Carter Duryea (Topher Grace), a 26-year-old corporate hotshot who specializes in promoting cell phones, becomes Dan’s boss. Although Dan wants to leave with those who are fired, he remains because he needs the money: His wife (Marg Helgenberger) is pregnant, and one of his two daughters transfers to New York University.
Carter is so busy succeeding that his wife, Kimberly (Selma Blair), divorces him. When Dan invites Carter to his house for dinner, Carter, who is starving for the comfort of a family, is attracted to Dan’s older daughter, Alex (Scarlett Johansson).
This first-rate film, directed by Paul Weitz (About a Boy, American Pie), uses human relationships and family to parallel contemporary corporate culture and show where it lacks in humanity. It seems like an updated comedic version of the 1987 drama Wall Street, but instead of greedy Michael Douglas, we have Malcolm McDowell playing a mogul named Teddy-K.
Dennis Quaid, Topher Grace and Scarlett Johansson all give warm, convincing performances. Permissive view of premarital sex and some crudeness; an entertaining and thoughtful film about taking the next best step toward living a meaningful life.
MEDIUM (NBC, Mondays) According to the Catechism of the Catholic Church, to consult a medium is to “conceal a desire for power over time, history and, in the last analysis, other human beings, as well as a wish to conciliate hidden powers. They contradict the honor, respect and loving fear that we owe to God alone” (#2116).
It is not clear if real-life Arizona medium Allison Dubois believes this, but, according to recent interviews accompanying the launch of this new series inspired by her, she has a code of ethics that she lives by regarding how she uses her gift of prescience and communicating with the dead.
Patricia Arquette plays the seemingly reluctant medium who struggles to balance raising a family with working to solve violent crimes.
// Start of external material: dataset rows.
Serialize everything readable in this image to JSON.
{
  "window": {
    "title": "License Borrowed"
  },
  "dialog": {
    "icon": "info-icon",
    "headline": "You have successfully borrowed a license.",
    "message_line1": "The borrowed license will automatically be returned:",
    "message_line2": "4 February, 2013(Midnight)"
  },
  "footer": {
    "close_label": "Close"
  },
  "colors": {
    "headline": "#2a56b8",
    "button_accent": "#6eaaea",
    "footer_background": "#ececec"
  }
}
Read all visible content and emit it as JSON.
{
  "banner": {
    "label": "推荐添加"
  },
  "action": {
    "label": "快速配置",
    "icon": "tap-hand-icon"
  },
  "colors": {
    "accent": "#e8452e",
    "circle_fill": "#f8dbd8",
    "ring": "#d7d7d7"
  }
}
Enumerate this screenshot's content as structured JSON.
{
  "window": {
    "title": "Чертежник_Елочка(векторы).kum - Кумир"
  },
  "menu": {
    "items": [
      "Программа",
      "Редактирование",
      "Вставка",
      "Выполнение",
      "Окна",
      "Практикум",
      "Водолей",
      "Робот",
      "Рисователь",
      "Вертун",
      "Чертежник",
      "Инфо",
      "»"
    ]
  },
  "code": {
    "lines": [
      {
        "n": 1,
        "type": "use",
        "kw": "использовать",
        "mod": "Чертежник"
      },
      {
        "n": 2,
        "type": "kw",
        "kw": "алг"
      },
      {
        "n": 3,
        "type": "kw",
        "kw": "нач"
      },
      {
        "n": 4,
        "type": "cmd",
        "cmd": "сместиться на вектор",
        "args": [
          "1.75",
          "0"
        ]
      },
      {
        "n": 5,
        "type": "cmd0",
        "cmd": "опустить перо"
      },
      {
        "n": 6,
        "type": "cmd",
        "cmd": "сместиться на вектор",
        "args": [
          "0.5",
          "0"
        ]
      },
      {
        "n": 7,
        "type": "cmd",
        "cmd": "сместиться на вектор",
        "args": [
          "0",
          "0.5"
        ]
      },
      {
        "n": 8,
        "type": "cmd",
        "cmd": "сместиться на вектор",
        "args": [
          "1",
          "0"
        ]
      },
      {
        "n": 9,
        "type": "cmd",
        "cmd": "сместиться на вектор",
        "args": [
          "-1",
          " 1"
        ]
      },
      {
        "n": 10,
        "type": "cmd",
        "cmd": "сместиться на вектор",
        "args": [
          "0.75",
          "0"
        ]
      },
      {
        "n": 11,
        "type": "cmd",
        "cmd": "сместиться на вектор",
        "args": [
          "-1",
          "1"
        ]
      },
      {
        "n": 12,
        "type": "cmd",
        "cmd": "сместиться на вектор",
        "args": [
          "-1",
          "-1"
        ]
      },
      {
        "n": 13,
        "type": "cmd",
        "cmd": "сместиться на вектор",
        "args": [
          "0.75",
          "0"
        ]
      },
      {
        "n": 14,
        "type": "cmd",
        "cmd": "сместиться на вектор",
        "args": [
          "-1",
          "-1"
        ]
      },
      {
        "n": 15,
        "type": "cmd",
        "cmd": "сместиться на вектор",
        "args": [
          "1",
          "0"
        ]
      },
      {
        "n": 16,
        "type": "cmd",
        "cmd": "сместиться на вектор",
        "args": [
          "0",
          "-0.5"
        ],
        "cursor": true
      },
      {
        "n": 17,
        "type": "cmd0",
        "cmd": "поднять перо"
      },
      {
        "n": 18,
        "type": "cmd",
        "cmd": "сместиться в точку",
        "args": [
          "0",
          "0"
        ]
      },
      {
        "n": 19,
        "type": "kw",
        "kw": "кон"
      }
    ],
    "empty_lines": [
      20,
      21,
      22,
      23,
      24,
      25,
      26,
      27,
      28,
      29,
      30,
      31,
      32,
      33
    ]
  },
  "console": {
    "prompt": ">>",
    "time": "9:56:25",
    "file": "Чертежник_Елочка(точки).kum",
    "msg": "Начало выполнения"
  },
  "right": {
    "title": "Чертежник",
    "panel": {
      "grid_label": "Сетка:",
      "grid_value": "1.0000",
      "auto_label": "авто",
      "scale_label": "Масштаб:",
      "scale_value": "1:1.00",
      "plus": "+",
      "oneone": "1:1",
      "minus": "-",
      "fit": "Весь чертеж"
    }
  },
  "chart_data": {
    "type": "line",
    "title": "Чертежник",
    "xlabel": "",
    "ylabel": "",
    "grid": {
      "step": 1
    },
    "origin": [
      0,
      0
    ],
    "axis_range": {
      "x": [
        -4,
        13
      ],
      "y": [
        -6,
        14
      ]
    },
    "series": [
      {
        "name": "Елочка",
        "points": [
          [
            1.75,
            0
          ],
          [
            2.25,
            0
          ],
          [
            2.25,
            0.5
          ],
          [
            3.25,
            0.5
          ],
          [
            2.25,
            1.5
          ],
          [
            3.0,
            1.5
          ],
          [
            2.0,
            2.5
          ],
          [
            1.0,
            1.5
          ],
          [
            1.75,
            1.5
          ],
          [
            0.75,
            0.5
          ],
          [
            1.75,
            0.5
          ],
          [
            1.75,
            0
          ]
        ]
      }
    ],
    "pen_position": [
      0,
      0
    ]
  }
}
She works as a consultant to Phoenix’s district attorney Manuel Devalos (Miguel Sandoval). Like the film The Sixth Sense, the whole idea of communicating with souls in an in-between world fascinates some of us as we try to reconcile the reality of the gift with God’s love and law.
The Catechism offers a somewhat ambiguous response to guide us, however, and it recalls the struggle Joan of Arc had to authenticate her voices as well: “God can reveal the future to his prophets or to other saints. Still, a sound Christian attitude consists in putting oneself confidently into the hands of Providence for whatever concerns the future, and giving up all unhealthy curiosity about it. Improvidence, however, can constitute a lack of responsibility” (#2115). I think it means that we, and Allison Dubois, are to live in prayerful discernment.
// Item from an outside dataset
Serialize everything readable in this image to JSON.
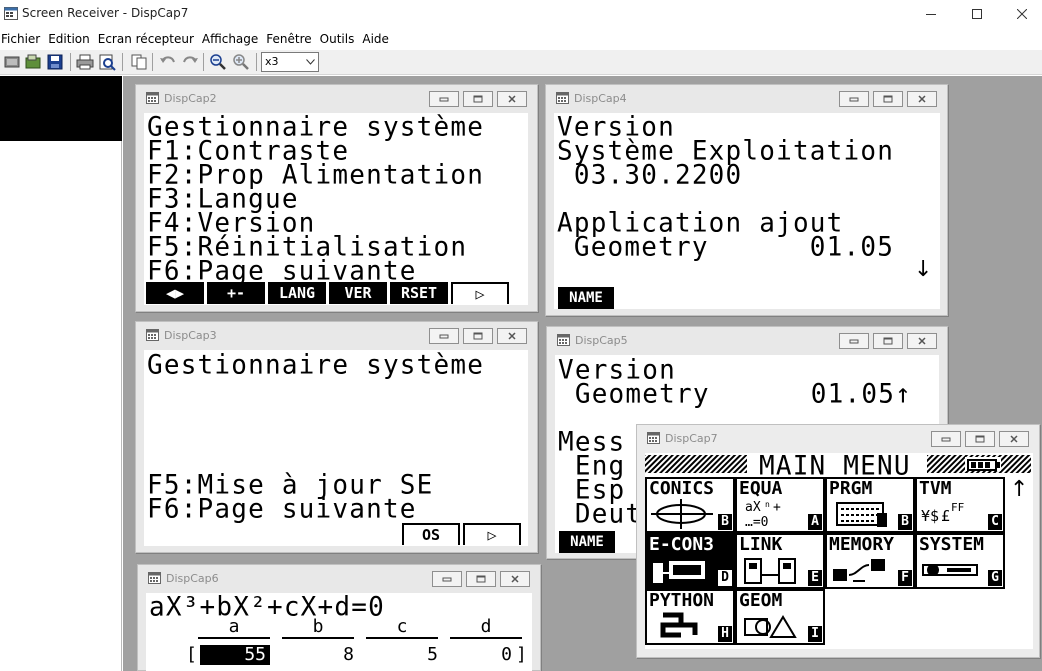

JOAN OF ARC: CHILD OF WAR, SOLDIER OF GOD (Hallmark Channel, March 21). Anna Paquin is the voice of Joan in this Holy Week documentary, a fine presentation of the last four years of St. Joan’s life. The film is enhanced by excellent production qualities, brief comments by experts in medieval history as well as Barbara Hall, executive producer of Joan of Arcadia.
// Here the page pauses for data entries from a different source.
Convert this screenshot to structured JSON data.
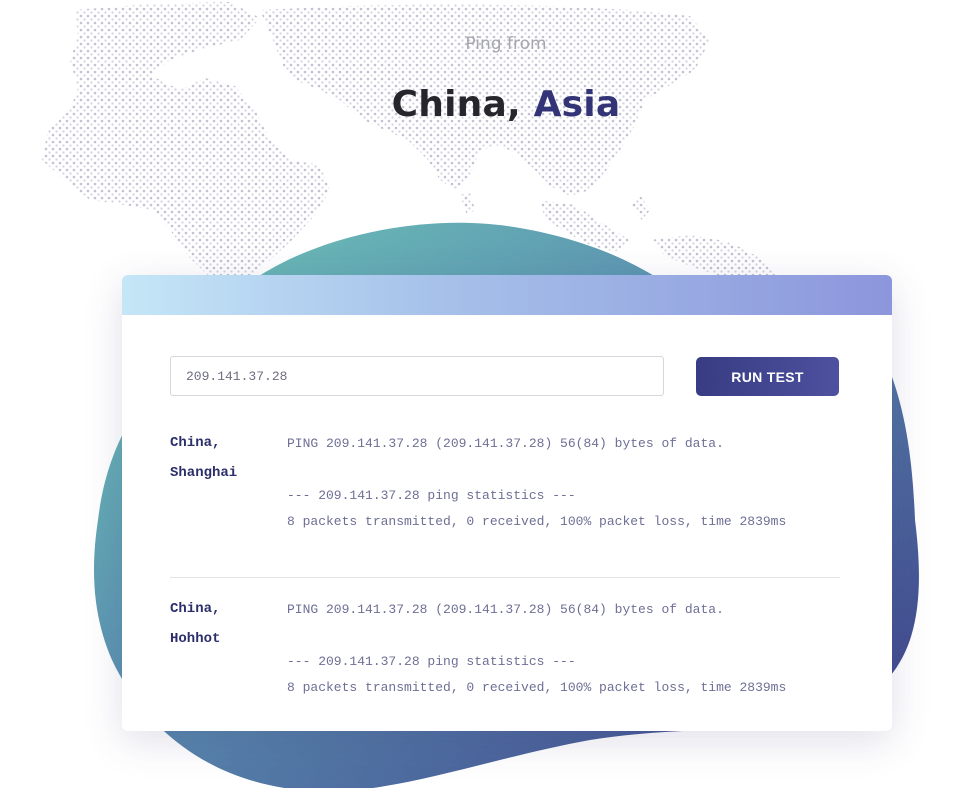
{
  "hero": {
    "subtitle": "Ping from",
    "title_country": "China,",
    "title_region": "Asia"
  },
  "form": {
    "ip_value": "209.141.37.28",
    "run_button_label": "RUN TEST"
  },
  "results": [
    {
      "location_line1": "China,",
      "location_line2": "Shanghai",
      "ping_header": "PING 209.141.37.28 (209.141.37.28) 56(84) bytes of data.",
      "stats_header": "--- 209.141.37.28 ping statistics ---",
      "stats_summary": "8 packets transmitted, 0 received, 100% packet loss, time 2839ms"
    },
    {
      "location_line1": "China,",
      "location_line2": "Hohhot",
      "ping_header": "PING 209.141.37.28 (209.141.37.28) 56(84) bytes of data.",
      "stats_header": "--- 209.141.37.28 ping statistics ---",
      "stats_summary": "8 packets transmitted, 0 received, 100% packet loss, time 2839ms"
    }
  ],
  "colors": {
    "accent": "#333477",
    "button": "#3d4088",
    "blob_start": "#6ec7b8",
    "blob_end": "#3c3b87",
    "header_start": "#c5e6f7",
    "header_end": "#8c96dc"
  }
}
JOSEPH: THE SILENT SAINT (The History Channel, March 24): George Del Hoyo narrates this rare and informed Holy Thursday docudrama by Paulist Productions. The thought-provoking program explores the life of a saint who never said a word that was recorded in the Bible. It uses Scripture, apocrypha, artistic and historical sources, as well as a variety of academic and theological interviews.
VISIONS OF MARY (The History Channel, March 27): George Del Hoyo also narrates this Paulist Production, airing on Easter. It is certainly one of the most contemporary, informed, reverent and comprehensive investigations into the history of Marian apparitions in the Catholic Church, from the fourth century to Medjugorje. I have a special affection for Lourdes, and I think the program does, too. Commentaries are by Sally Cunneen, Father Benedict Groeschel, C.F.R., and others.
The former longtime president of the University of Notre Dame shares reflections and insights. Available in DVD and VHS (www.ndcatalog.com; phone 800-647-4641).